Retype the records exactly, with nothing added or dropped.

(Data about app and page elements)
★ ★ ★ ★ ★ ★ ★

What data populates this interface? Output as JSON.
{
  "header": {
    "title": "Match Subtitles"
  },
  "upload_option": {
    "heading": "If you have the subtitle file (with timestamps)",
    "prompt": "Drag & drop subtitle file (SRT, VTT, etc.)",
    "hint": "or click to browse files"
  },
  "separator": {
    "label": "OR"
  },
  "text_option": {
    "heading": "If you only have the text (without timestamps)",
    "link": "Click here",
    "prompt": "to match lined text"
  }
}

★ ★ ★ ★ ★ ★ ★

→ Problem solution:
What data populates this interface? Output as JSON.
{
  "header": {
    "title": "Match Subtitles"
  },
  "upload_option": {
    "heading": "If you have the subtitle file (with timestamps)",
    "prompt": "Drag & drop subtitle file (SRT, VTT, etc.)",
    "hint": "or click to browse files"
  },
  "separator": {
    "label": "OR"
  },
  "text_option": {
    "heading": "If you only have the text (without timestamps)",
    "link": "Click here",
    "prompt": "to match lined text"
  }
}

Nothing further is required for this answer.